Debate: The Rights of the Incarcerated During a Pandemic
May 27, 2020
Yesterday, franknews received a tip about an appealed case denying temporary release to an especially vulnerable incarcerated person during the COVID outbreak. His case will be back in court this Thursday – resulting in either a confirmation or reversal of his temporary release from the custody of the New York State Department of Corrections and Community Supervision, as was articulated in Supreme Court.
This brings forward an issue and debate we’re invested in – the protection and rights of incarcerated people during this pandemic.
This case – also in New York State – pushes the debate further. Should the state incorporate vulnerability into their criteria for release and parole? Who is ultimately accountable and responsible for a timely address of requests by inmates and their legal representatives? How should the process be expedited for extreme circumstances?
A Closer Look at Jalil Muntaqim’s Case:
- Jalil Muntaqim, formerly known as Anthony Bottom, has been in prison for 49 years on a 25 year minimum sentence.
- At the beginning of the COVID crisis, before anyone at Sullivan Correctional Facility tested positive for COVID-19, where Jalil is currently incarcerated, he was granted a temporary, emergency release by a judge on the grounds that he is elderly and medically vulnerable.

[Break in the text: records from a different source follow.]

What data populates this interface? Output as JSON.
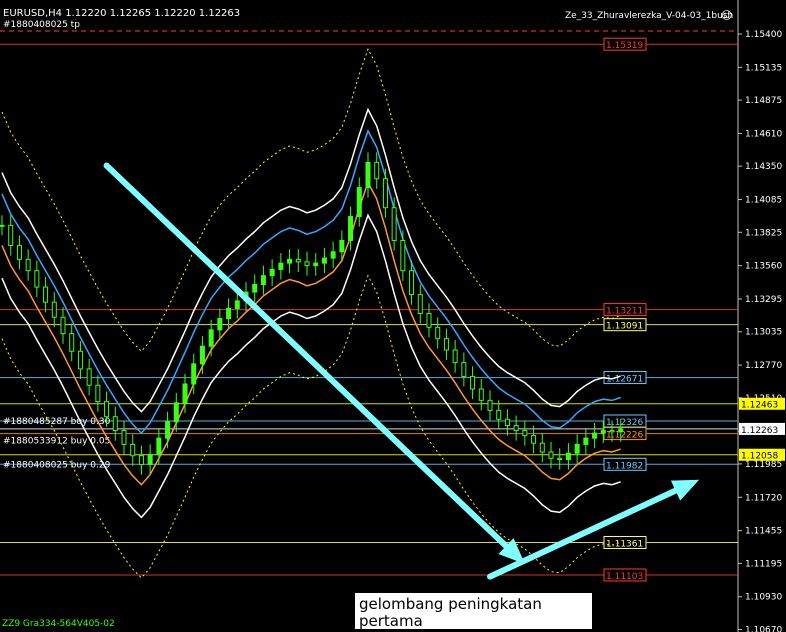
{
  "header": {
    "symbol_info": "EURUSD,H4  1.12220 1.12265 1.12220 1.12263",
    "order_line": "#1880408025 tp",
    "indicator_name": "Ze_33_Zhuravlerezka_V-04-03_1bush"
  },
  "caption": "gelombang peningkatan pertama",
  "bottom_left_label": "ZZ9 Gra334-564V405-02",
  "chart_data": {
    "type": "candlestick",
    "symbol": "EURUSD",
    "timeframe": "H4",
    "ohlc": {
      "open": 1.1222,
      "high": 1.12265,
      "low": 1.1222,
      "close": 1.12263
    },
    "ylim": [
      1.1065,
      1.1567
    ],
    "y_ticks": [
      "1.15400",
      "1.15135",
      "1.14875",
      "1.14610",
      "1.14350",
      "1.14085",
      "1.13825",
      "1.13560",
      "1.13295",
      "1.13035",
      "1.12770",
      "1.12510",
      "1.12245",
      "1.11985",
      "1.11720",
      "1.11455",
      "1.11195",
      "1.10930",
      "1.10670"
    ],
    "closes": [
      1.1388,
      1.1372,
      1.1361,
      1.1352,
      1.1339,
      1.1327,
      1.1315,
      1.1302,
      1.1288,
      1.1274,
      1.1261,
      1.1248,
      1.1236,
      1.1225,
      1.1214,
      1.1205,
      1.1198,
      1.1206,
      1.1219,
      1.1232,
      1.1247,
      1.1262,
      1.1278,
      1.1292,
      1.1305,
      1.1314,
      1.1322,
      1.1328,
      1.1335,
      1.1341,
      1.1348,
      1.1353,
      1.1358,
      1.1361,
      1.1359,
      1.1356,
      1.1358,
      1.1362,
      1.1367,
      1.1376,
      1.1395,
      1.1418,
      1.1438,
      1.1425,
      1.1402,
      1.1376,
      1.1352,
      1.1333,
      1.1318,
      1.1307,
      1.1298,
      1.1289,
      1.1279,
      1.1268,
      1.1258,
      1.1249,
      1.1241,
      1.1234,
      1.1229,
      1.1225,
      1.1221,
      1.1215,
      1.1208,
      1.1203,
      1.1202,
      1.1207,
      1.1214,
      1.1219,
      1.1223,
      1.1225,
      1.1224,
      1.12263
    ],
    "price_labels": [
      {
        "value": 1.15319,
        "label": "1.15319",
        "color": "#ff3b30",
        "box": false
      },
      {
        "value": 1.13211,
        "label": "1.13211",
        "color": "#ff3b30",
        "box": false
      },
      {
        "value": 1.13091,
        "label": "1.13091",
        "color": "#ffff66",
        "box": false
      },
      {
        "value": 1.12671,
        "label": "1.12671",
        "color": "#66ccff",
        "box": false
      },
      {
        "value": 1.12463,
        "label": "1.12463",
        "color": "#ffff00",
        "box": true
      },
      {
        "value": 1.12326,
        "label": "1.12326",
        "color": "#66ccff",
        "box": false
      },
      {
        "value": 1.12263,
        "label": "1.12263",
        "color": "#ffffff",
        "box": true
      },
      {
        "value": 1.12226,
        "label": "1.12226",
        "color": "#ff9900",
        "box": false
      },
      {
        "value": 1.12058,
        "label": "1.12058",
        "color": "#ffff00",
        "box": true
      },
      {
        "value": 1.11982,
        "label": "1.11982",
        "color": "#66ccff",
        "box": false
      },
      {
        "value": 1.11361,
        "label": "1.11361",
        "color": "#ffff66",
        "box": false
      },
      {
        "value": 1.11103,
        "label": "1.11103",
        "color": "#ff3b30",
        "box": false
      }
    ],
    "order_labels": [
      {
        "value": 1.12326,
        "label": "#1880485287 buy 0.30"
      },
      {
        "value": 1.1217,
        "label": "#1880533912 buy 0.05"
      },
      {
        "value": 1.11982,
        "label": "#1880408025 buy 0.29"
      }
    ],
    "arrows": [
      {
        "from": [
          12,
          1.14355
        ],
        "to": [
          60,
          1.1119
        ],
        "color": "#7fffff"
      },
      {
        "from": [
          56,
          1.1109
        ],
        "to": [
          80,
          1.1186
        ],
        "color": "#7fffff"
      }
    ],
    "grid": false
  }
}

- The argument for release being: prisons can't protect or allow social distancing in close quarters. As such, he is being held unconstitutionally, according to the 8th amendment, which bans cruel and unusual punishment.
- Attorney General Letitia James, representing DOCCS [Department of Corrections and Community Supervision], appealed and sought a stay of Jalil’s release.
- Jalil remained in jail, his unit became infected, and he contracted, and is currently hospitalized with, COVID-19.
- Jalil and his team will argue the case on Thursday, May 28th at the The Appellate Division, Third Department in Albany, NY.
- Their request is not for termination of his sentence nor is it for permanent release or even parole. It is a request for life saving emergency release.
The issue at large:
- Few prisoners have been released due to the Coronavirus crisis, with no prioritization according to vulnerability
- New York City is prioritizing the release of prisoners with 90 days or less remaining on their sentence, in addition to being 55 years of age, and not convicted of a violent felony or a sex offense.
- Not enough prisoners have been released to make a significant impact on the living standards in the prisons.
- The New York State legislature is back in session this week. It is critical they do more to protect those in prison from COVID.
- Who is ultimately accountable and responsible for a timely addressing of requests by inmates and their legal representatives?
The following is a letter of in support of Jalil from The New York State Black, Puerto Rican, Hispanic And Asian Legislative Caucus :